2018 represents a major milestone in the history of the First World War, not least because it marks the centenary anniversary of the end of the conflict. This encompassing conference seeks to spotlight the latest research on the events of 1918 as well as the global significance, consequences, and legacies of this watershed year. It encourages international perspectives and seeks to encompass a wide range of historical approaches as well as cross-disciplinary insights.
The event will feature keynote addresses from some of the leading academic authorities on the First World War and what came afterwards, along with panel sessions from established and emerging academic researchers. Moreover, the event is being developed in collaboration with heritage agencies, museums, art galleries, funders, schools and community groups involved in First World War research, remembrance and events. FWWNetwork will be working hard to support postgraduate students and early career researchers’ involvement in the event.
Keynote contributions include:
Professor Alison Fell (University of Leeds)
Dr Peter Frankopan (University of Oxford)
Professor John Horne (Trinity College Dublin)
Professor Sir Hew Strachan (University of St Andrews)
Professor Jay Winter (Yale University)
We ask you to ‘Save the Date’ and we invite expressions of interest from scholars (including early career and postgraduate researchers), independent researchers, organisations, groups and individuals interested in participating (as either contributor or attendee) in the conference.
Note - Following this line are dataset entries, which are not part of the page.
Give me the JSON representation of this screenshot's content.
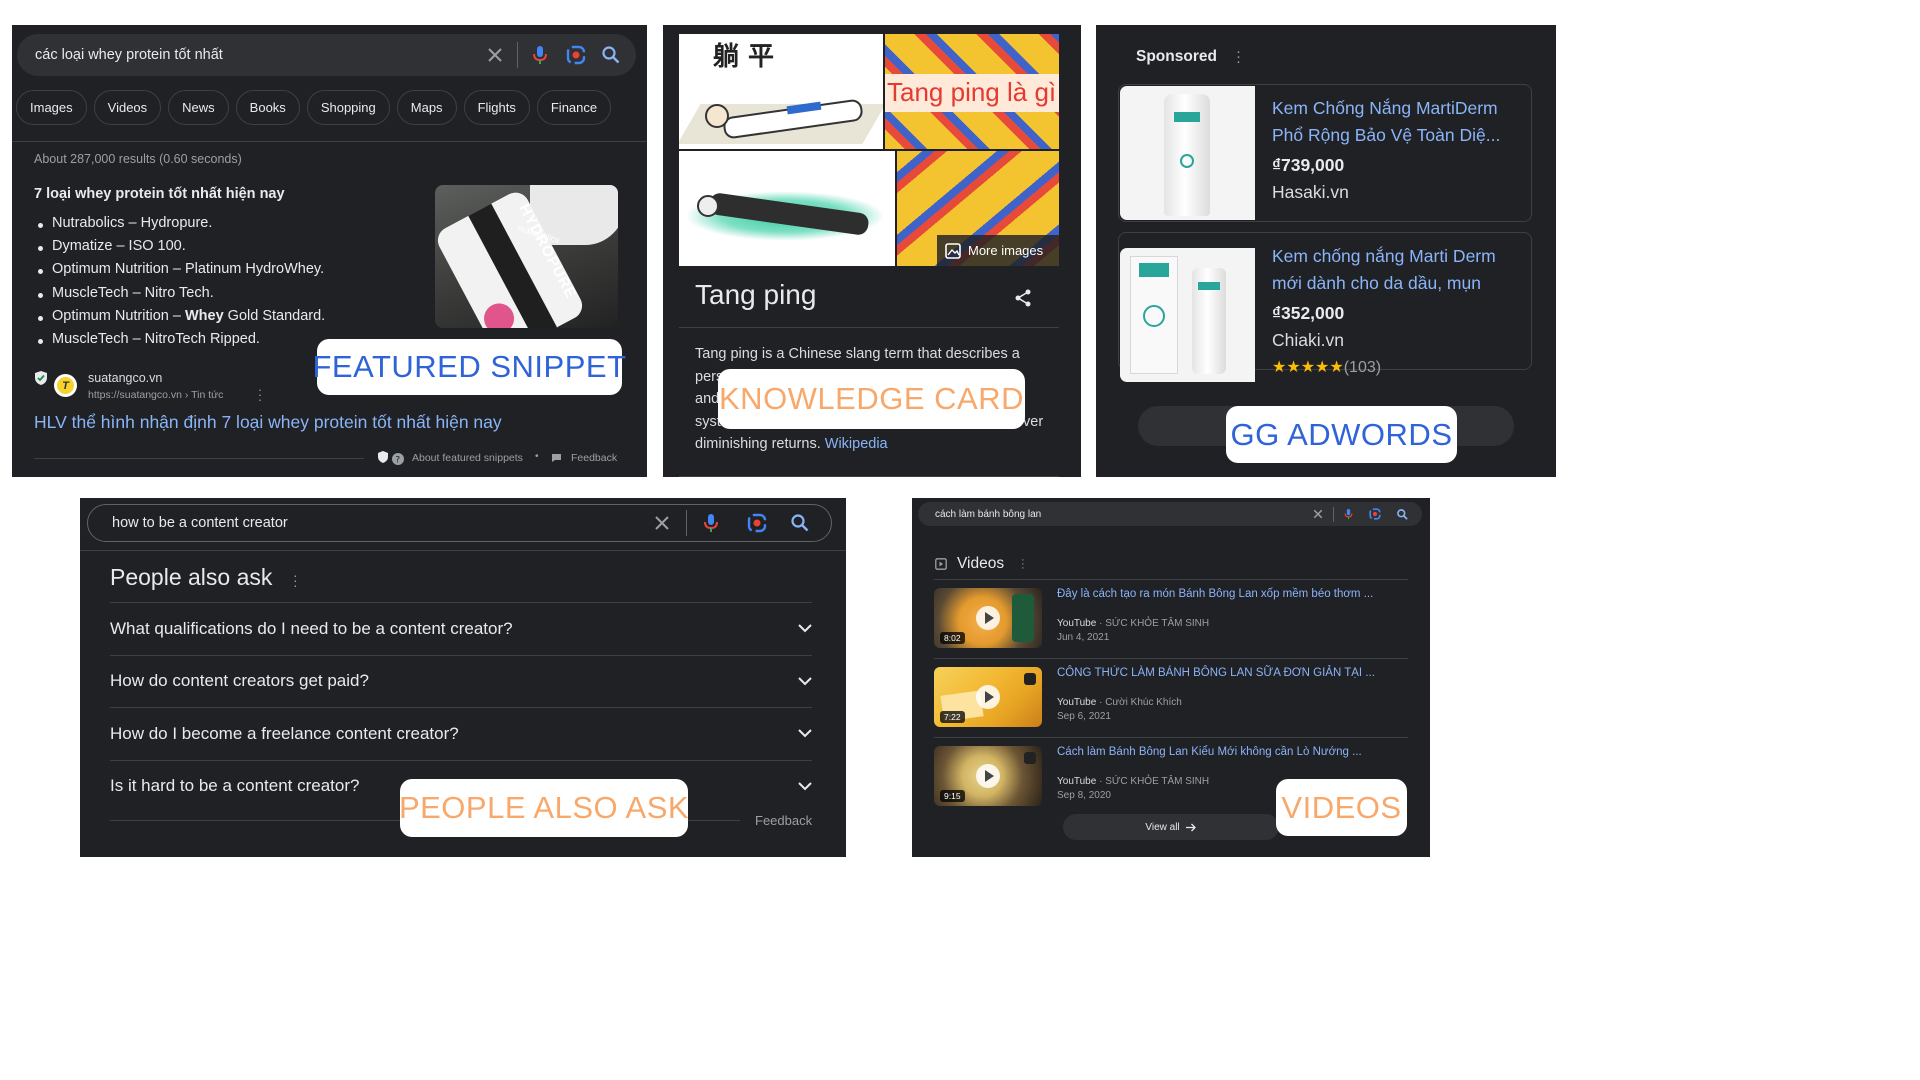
{
  "featured": {
    "query": "các loại whey protein tốt nhất",
    "chips": [
      "Images",
      "Videos",
      "News",
      "Books",
      "Shopping",
      "Maps",
      "Flights",
      "Finance"
    ],
    "result_stats": "About 287,000 results (0.60 seconds)",
    "snippet_title": "7 loại whey protein tốt nhất hiện nay",
    "list": [
      "Nutrabolics – Hydropure.",
      "Dymatize – ISO 100.",
      "Optimum Nutrition – Platinum HydroWhey.",
      "MuscleTech – Nitro Tech.",
      "Optimum Nutrition – Whey Gold Standard.",
      "MuscleTech – NitroTech Ripped."
    ],
    "image_text_1": "HYDROPURE",
    "image_text_2": "nutrabolics",
    "source_name": "suatangco.vn",
    "source_logo_letter": "T",
    "source_url": "https://suatangco.vn › Tin tức",
    "result_link": "HLV thể hình nhận định 7 loại whey protein tốt nhất hiện nay",
    "about_label": "About featured snippets",
    "dot": "•",
    "feedback": "Feedback",
    "callout": "FEATURED SNIPPET"
  },
  "knowledge": {
    "chinese_chars": "躺 平",
    "image_overlay_text": "Tang ping là gì",
    "more_images": "More images",
    "title": "Tang ping",
    "desc_1": "Tang ping is a Chinese slang term that describes a",
    "desc_2": "pers",
    "desc_3": "and",
    "desc_4": "syst",
    "desc_4_end": "ver",
    "desc_5": "diminishing returns.",
    "wiki_link": "Wikipedia",
    "callout": "KNOWLEDGE CARD"
  },
  "ads": {
    "sponsored": "Sponsored",
    "items": [
      {
        "title_1": "Kem Chống Nắng MartiDerm",
        "title_2": "Phổ Rộng Bảo Vệ Toàn Diệ...",
        "price": "₫739,000",
        "store": "Hasaki.vn"
      },
      {
        "title_1": "Kem chống nắng Marti Derm",
        "title_2": "mới dành cho da dầu, mụn",
        "price": "₫352,000",
        "store": "Chiaki.vn",
        "stars": "★★★★★",
        "reviews": "(103)"
      }
    ],
    "callout": "GG ADWORDS"
  },
  "paa": {
    "query": "how to be a content creator",
    "heading": "People also ask",
    "questions": [
      "What qualifications do I need to be a content creator?",
      "How do content creators get paid?",
      "How do I become a freelance content creator?",
      "Is it hard to be a content creator?"
    ],
    "feedback": "Feedback",
    "callout": "PEOPLE ALSO ASK"
  },
  "videos": {
    "query": "cách làm bánh bông lan",
    "heading": "Videos",
    "items": [
      {
        "title": "Đây là cách tạo ra món Bánh Bông Lan xốp mềm béo thơm ...",
        "source": "YouTube",
        "channel": "SỨC KHỎE TÂM SINH",
        "date": "Jun 4, 2021",
        "duration": "8:02"
      },
      {
        "title": "CÔNG THỨC LÀM BÁNH BÔNG LAN SỮA ĐƠN GIẢN TẠI ...",
        "source": "YouTube",
        "channel": "Cười Khúc Khích",
        "date": "Sep 6, 2021",
        "duration": "7:22"
      },
      {
        "title": "Cách làm Bánh Bông Lan Kiểu Mới không cần Lò Nướng ...",
        "source": "YouTube",
        "channel": "SỨC KHỎE TÂM SINH",
        "date": "Sep 8, 2020",
        "duration": "9:15"
      }
    ],
    "sep": "·",
    "view_all": "View all",
    "callout": "VIDEOS"
  },
  "colors": {
    "panel_bg": "#202124",
    "link_blue": "#8ab4f8",
    "callout_blue": "#2f63d8",
    "callout_orange": "#f7a86a",
    "star_yellow": "#fbbc04"
  }
}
A formal call for papers will follow in summer 2017.
The conference is being organised by: Professor Stephen Badsey, Professor John Buckley, Dr Simon Constantine, Dr Spencer Jones, Professor Gary Sheffield, Professor Laura Ugolini and Dr Oliver Wilkinson.
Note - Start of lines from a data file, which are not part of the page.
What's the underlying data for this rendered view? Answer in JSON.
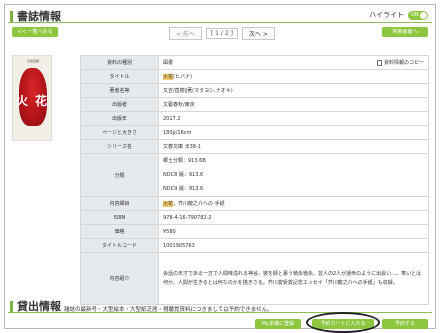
{
  "header": {
    "title": "書誌情報",
    "highlight_label": "ハイライト",
    "toggle_label": "ON",
    "back_button": "<< 一覧へ戻る",
    "search_button": "検索画面へ"
  },
  "pager": {
    "prev": "< 前へ",
    "count": "[ 1 / 2 ]",
    "next": "次へ >"
  },
  "cover": {
    "author": "又吉直樹",
    "title_left": "火",
    "title_right": "花"
  },
  "copy_link": "資料情報のコピー",
  "record": {
    "material_type_label": "資料の種別",
    "material_type": "図書",
    "title_label": "タイトル",
    "title_hl": "火花",
    "title_rest": "(ヒバナ)",
    "author_label": "著者名等",
    "author": "又吉/直樹∥著(マタヨシ,ナオキ)",
    "publisher_label": "出版者",
    "publisher": "文藝春秋/東京",
    "year_label": "出版年",
    "year": "2017.2",
    "pages_label": "ページと大きさ",
    "pages": "180p/16cm",
    "series_label": "シリーズ名",
    "series": "文春文庫 ま38-1",
    "class_label": "分類",
    "class1": "郷土分類：913.6B",
    "class2": "NDC8 版：913.6",
    "class3": "NDC9 版：913.6",
    "contents_label": "内容細目",
    "contents_hl": "火花",
    "contents_rest": "；芥川龍之介への 手紙",
    "isbn_label": "ISBN",
    "isbn": "978-4-16-790782-2",
    "price_label": "価格",
    "price": "¥580",
    "code_label": "タイトルコード",
    "code": "1001905763",
    "desc_label": "内容紹介",
    "desc": "会話の天才である一方で人間味溢れる神谷。彼を師と慕う徳永徳永。芸人の2人が運命のように出会い…。笑いとは何か、人間が生きるとは何なのかを描きさる。芥川賞受賞記念エッセイ「芥川龍之介への手紙」も収録。"
  },
  "lending": {
    "title": "貸出情報",
    "note": "雑誌の最新号・大型絵本・大型紙芝居・視聴覚資料につきましては予約できません。",
    "mybook_button": "My本棚に登録",
    "cart_button": "予約カートに入れる",
    "reserve_button": "予約する"
  }
}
To register your interest or for any further enquires please contact:
The wait is almost over. On Saturday 18 March, the First World War Network will officially launch at the What Tommy Did Next… conference at the University of Edinburgh.
If you’re a postgraduate or an early career researcher, or an independent scholar, or attached to a heritage agency or community group, or anyone interested in studying the First World War and linking up with like-minded people to discuss collaborative projects, apply for funding and to take advantage of our training workshops, then please do come and say hi, and find out how you can be a part of our network.
We are delighted to announce the publication of steering committee member David Swift’s first book, For Class and Country: The Patriotic Left and the First World War with Liverpool University Press.
About the book: The First World War has often suffered from comparison to the Second, in terms of both public interest and the significance ascribed to it by scholars in the shaping of modern Britain. This is especially so for the relationship between the Left and these two wars. For the Left, the Second World War can be seen as a time of triumph: a united stand against fascism followed by a landslide election win and a radical, reforming Labour government. The First World War is more complex. Given the gratuitous cost in lives, the failure of a ‘fit country for heroes to live in’ to materialise, the deep recessions and unemployment of the inter-war years, and the botched peace settlements which served only to precipitate another war, the Left has tended to view the conflict as an unmitigated disaster and unpardonable waste. This has led to a tendency on the Left to see the later conflict as the ‘good’ war, fought against an obvious evil, and the earlier conflict as an imperialist blunder; the result of backroom scheming, secret pacts and a thirst for colonies. This book hopes to move away from a concentration on machinations at the elite levels of the labour movement, on events inside Parliament and intellectual developments; there is a focus on less well-visited material.